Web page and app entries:
● ● ● ● ●

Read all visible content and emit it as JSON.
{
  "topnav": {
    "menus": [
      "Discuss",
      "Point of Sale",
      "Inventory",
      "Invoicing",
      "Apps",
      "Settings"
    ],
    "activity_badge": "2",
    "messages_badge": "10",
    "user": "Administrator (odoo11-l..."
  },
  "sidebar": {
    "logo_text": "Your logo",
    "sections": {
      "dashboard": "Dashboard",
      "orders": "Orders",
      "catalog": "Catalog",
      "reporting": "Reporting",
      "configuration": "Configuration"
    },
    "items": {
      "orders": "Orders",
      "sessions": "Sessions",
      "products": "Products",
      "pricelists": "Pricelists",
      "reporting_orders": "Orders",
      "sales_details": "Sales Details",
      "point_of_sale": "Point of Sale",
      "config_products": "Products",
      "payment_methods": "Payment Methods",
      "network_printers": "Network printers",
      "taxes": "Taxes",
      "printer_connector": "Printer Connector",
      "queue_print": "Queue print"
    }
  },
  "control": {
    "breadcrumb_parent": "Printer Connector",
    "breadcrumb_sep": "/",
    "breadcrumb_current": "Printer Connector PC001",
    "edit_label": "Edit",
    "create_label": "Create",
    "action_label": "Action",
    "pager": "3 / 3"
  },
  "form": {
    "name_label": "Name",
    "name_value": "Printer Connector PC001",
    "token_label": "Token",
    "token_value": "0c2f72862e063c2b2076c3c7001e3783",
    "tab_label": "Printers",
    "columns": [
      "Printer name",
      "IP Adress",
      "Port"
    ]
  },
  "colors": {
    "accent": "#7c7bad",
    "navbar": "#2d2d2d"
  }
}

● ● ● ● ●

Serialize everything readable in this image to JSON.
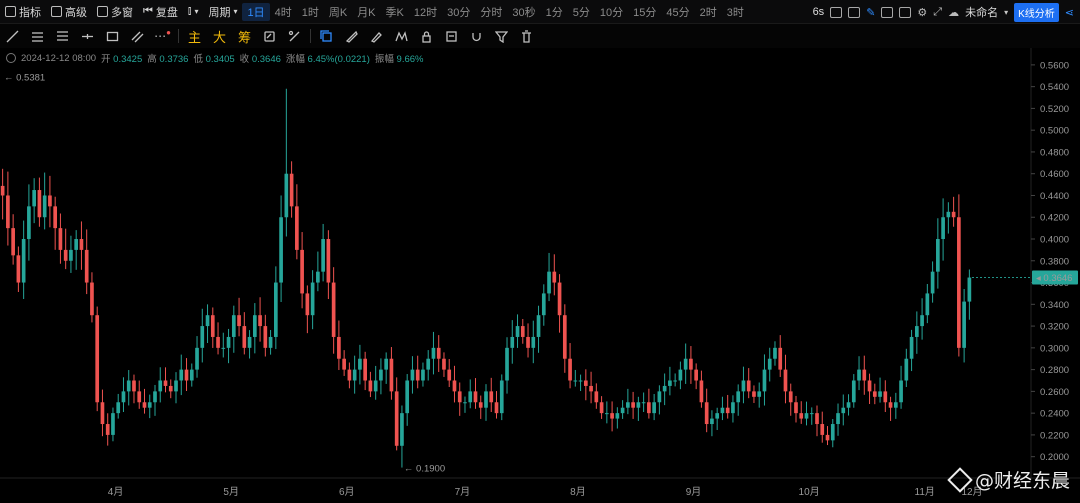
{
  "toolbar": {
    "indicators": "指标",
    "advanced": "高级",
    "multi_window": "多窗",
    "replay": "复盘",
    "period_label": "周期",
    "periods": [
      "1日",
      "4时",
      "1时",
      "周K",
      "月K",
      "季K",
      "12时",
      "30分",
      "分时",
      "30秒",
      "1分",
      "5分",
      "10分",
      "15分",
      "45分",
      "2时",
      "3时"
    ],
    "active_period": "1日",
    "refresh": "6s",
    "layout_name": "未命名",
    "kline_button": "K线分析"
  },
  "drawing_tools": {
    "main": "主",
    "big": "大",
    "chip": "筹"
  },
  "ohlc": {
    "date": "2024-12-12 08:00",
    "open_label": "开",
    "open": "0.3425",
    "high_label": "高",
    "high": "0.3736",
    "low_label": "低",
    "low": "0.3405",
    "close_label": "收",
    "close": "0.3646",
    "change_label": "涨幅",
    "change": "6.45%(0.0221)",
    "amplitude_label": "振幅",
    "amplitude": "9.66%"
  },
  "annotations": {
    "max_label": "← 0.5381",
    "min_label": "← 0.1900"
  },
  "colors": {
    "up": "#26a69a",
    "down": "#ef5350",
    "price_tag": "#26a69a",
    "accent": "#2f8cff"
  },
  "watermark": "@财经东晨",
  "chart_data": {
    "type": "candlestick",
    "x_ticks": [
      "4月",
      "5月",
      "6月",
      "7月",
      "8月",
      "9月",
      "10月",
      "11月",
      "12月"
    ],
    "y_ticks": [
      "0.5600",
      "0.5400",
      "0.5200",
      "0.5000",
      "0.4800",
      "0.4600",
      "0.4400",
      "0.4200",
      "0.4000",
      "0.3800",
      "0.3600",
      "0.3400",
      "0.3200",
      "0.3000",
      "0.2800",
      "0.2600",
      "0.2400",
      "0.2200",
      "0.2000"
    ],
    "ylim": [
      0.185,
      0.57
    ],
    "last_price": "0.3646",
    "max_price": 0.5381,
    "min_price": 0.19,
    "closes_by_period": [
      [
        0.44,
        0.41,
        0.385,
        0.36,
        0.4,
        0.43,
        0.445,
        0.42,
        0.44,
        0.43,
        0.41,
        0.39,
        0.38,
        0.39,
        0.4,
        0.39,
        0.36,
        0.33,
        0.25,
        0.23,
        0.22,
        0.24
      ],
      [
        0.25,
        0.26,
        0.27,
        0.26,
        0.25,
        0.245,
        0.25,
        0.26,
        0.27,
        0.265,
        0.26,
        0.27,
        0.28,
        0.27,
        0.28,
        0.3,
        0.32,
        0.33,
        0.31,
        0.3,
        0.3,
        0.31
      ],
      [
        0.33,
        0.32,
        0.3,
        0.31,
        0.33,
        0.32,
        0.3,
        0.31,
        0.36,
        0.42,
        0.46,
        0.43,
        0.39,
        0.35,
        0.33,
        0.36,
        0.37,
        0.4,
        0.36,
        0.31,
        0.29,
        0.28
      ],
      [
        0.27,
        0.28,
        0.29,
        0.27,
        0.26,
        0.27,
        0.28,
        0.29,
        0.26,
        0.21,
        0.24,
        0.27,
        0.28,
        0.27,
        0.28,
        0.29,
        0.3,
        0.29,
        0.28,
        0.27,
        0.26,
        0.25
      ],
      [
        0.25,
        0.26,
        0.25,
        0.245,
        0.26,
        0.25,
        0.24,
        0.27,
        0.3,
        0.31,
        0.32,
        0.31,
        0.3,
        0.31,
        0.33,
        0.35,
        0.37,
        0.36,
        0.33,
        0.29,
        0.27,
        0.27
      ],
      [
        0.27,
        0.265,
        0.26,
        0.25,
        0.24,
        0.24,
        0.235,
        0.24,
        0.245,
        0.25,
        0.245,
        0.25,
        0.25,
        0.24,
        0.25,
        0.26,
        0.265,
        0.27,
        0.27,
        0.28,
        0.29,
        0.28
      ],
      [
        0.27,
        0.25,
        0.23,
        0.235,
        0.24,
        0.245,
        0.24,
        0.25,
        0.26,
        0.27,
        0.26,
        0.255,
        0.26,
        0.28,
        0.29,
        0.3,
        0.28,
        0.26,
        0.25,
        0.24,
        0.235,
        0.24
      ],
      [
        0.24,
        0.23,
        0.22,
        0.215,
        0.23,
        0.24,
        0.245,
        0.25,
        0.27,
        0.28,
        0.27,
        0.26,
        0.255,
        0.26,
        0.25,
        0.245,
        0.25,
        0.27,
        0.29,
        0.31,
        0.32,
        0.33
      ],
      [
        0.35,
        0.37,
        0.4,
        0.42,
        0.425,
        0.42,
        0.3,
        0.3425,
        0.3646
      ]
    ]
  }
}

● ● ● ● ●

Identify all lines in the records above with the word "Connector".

      "printer_connector": "Printer Connector",
    "breadcrumb_parent": "Printer Connector",
    "breadcrumb_current": "Printer Connector PC001",
    "name_value": "Printer Connector PC001",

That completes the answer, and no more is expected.